RS: And that’s part of the oral tradition.

EJ: Yes. Moses Jumper, Jr. and I grew up on the same reservation. He has a published chapbook called Echoes in the Wind, and he was always reading at different tribal events. They would call on him to say a prayer or read poetry. I’ll always remember that. Betty Mae’s stories, Legends of the Seminoles, were illustrated by Guy LaBree. 

I grew up watching Guy paint at his house. He and my dad were friends and grew up together. When I was a kid, I played with his kids. I would stop for a while and watch Guy paint and then go back to playing. I knew him all my life, and when I started painting seriously, he showed me a lot. Jimmy Osceola, Guy LaBree, and Nilda Comas at Legacy Art Studio in Fort Lauderdale all gave me a good foundation and taught me a lot about painting. Me and Jimmy used to go up to Fort Pierce to the Backus Museum, and we learned about how the Highwaymen painted, so we would drive out into the Everglades and find spots to paint outdoors. 

RS: How do you feel your poetry and artwork are in conversation with each other?

EJ: I think it’s in the soul. The soul feels its best when something—poetry or art—is being done. Throughout the day I’m doing both. The whole day is comprised of painting or writing. It weaves in and out seamlessly. It’s a natural thing. I go from the easel to my pen and paper, from where I paint to where I write. I don’t even think about it. 

RS: It feels like everything is a poem, really, or a piece of art, or has the potential to be. It just hasn’t manifested yet.

EJ: It is. I didn’t look at my life like that until 2004, which is when it all began. I started painting seriously, and it was all day. It never stopped. There’s no on or off switch. I don’t clock in and out. It’s all the time. Art encompasses everything. It’s infinite. 

The ideas are just like little butterflies. They’re all around. All you have to do is put your hand out, and it lands on your finger, and you see all the colors. Even in my dreams, I’m painting colors. I’m painting the dream as it’s happening.

RS: In terms of hybridity, when did you come to a place where you saw that your writing didn’t have to be in a box, that you could do anything you wanted?

EJ: In 2004, I was writing stream of consciousness. I called them sonnets, but they were blocks of words, and they were about anything. I got through all of that, and my writing changed. In the end, after a week, I felt like I had been through something and it was going to affect my writing. I could feel it even then. I had gone through something I needed to go through. It was awesome. When I got done, I got a Sharpie and wrote “63 Sonnets” on the cover, and put the notebook away.

When I was writing, an image kept coming into my mind’s eye—a rider on a horse, and he kept moving forward, so my words kept moving forward, all across, galloping into the sun with every sonnet. It’s like a paintbrush. Always keep the brush moving and don’t stop until you’re finished.

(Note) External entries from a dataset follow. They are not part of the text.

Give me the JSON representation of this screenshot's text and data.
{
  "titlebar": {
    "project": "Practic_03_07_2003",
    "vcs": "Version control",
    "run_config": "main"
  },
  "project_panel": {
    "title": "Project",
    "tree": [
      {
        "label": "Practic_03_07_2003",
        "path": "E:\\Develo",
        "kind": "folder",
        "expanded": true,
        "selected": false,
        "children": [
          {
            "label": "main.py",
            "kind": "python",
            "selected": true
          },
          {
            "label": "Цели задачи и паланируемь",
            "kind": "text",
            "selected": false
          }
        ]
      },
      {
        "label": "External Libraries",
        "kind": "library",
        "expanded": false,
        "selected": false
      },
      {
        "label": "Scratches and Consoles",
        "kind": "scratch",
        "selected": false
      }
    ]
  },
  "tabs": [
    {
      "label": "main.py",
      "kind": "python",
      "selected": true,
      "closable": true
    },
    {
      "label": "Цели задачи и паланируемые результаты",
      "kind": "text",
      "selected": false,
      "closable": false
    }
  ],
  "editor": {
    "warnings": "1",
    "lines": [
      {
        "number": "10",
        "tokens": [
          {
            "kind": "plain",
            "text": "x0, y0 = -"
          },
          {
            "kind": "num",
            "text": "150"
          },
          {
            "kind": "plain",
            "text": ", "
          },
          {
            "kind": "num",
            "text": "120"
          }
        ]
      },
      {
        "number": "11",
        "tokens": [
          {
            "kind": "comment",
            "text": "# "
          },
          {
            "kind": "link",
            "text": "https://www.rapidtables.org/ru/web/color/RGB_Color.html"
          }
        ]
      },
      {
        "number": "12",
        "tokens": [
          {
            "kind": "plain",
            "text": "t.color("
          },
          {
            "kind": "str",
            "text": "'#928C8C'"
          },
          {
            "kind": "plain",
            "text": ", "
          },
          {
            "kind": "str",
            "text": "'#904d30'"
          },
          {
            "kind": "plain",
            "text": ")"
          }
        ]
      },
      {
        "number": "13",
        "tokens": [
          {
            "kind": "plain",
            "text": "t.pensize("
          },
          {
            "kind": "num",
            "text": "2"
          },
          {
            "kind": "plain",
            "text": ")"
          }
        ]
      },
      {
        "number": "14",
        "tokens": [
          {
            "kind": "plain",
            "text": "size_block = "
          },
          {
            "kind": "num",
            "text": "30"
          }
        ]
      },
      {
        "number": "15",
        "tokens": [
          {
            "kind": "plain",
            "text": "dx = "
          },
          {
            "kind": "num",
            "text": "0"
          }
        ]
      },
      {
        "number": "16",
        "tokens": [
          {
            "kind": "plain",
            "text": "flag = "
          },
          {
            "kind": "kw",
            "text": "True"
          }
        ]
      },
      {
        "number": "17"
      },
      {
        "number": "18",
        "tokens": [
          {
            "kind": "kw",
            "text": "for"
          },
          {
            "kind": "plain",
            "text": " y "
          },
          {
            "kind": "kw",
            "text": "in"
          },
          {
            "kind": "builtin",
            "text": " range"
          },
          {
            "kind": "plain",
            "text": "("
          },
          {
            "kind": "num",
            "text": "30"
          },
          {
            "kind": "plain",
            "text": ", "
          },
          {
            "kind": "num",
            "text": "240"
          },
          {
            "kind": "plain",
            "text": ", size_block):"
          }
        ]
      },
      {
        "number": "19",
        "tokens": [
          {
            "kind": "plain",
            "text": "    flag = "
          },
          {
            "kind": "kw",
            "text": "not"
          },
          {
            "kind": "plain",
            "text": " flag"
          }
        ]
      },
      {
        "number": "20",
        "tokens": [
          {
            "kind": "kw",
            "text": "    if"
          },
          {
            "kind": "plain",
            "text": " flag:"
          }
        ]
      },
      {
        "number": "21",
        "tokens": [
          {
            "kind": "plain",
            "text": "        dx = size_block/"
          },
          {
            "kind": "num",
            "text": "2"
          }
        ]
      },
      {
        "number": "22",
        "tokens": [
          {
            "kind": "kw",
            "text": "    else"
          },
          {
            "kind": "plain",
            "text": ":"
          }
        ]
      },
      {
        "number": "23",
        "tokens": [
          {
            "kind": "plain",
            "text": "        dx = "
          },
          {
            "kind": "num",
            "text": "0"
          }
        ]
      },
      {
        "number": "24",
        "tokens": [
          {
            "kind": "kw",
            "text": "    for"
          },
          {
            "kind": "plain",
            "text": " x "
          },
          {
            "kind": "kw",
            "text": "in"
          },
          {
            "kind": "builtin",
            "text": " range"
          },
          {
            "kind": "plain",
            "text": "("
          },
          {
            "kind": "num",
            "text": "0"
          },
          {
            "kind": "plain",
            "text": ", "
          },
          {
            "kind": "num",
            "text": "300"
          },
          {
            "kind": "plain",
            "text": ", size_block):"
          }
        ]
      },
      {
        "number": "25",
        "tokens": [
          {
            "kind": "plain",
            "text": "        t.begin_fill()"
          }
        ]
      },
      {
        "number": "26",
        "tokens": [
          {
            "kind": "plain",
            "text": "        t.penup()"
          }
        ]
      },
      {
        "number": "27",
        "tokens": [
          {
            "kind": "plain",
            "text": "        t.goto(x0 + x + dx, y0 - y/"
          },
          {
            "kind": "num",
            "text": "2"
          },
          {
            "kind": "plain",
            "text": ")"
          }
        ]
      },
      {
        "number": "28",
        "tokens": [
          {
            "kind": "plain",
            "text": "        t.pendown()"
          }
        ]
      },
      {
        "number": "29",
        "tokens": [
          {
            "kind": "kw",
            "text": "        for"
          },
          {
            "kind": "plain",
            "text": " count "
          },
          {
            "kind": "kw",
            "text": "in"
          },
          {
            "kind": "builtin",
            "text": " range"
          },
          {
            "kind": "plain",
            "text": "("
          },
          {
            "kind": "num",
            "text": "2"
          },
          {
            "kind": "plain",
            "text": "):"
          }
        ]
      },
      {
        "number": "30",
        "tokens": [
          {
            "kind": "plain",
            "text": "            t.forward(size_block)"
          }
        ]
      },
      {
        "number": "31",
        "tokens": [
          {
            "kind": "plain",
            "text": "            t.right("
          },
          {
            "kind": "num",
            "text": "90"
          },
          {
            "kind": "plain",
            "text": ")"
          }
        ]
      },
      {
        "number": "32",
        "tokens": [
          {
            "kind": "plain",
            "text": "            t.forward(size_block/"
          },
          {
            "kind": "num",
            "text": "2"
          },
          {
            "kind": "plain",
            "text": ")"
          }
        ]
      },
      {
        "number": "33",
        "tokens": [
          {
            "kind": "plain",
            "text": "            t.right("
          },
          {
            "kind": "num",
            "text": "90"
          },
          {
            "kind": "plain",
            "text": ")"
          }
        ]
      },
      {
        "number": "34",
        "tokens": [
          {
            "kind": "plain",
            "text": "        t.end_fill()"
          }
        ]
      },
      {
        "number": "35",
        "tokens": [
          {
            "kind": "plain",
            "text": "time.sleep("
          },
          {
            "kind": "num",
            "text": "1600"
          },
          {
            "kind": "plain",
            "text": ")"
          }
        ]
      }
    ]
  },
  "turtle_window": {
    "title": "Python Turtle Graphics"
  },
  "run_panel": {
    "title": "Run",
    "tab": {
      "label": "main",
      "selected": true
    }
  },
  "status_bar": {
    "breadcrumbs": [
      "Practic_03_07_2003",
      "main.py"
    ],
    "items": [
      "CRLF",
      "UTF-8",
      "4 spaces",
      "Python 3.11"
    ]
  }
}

Elgin Jumper, a member of the Seminole Tribe of Florida as well as a member of the Otter Clan, is a poet, a short story writer, an essayist, and an artist.

Rosa Sophia is a candidate for an MFA in Creative Writing. Her poetry and creative nonfiction has appeared in Philadelphia Stories MagazineLimp WristIslandia Journal and others. She holds a degree in automotive technology and is the managing editor of Mobile Electronics magazine. She lives in Palm Bay, Florida.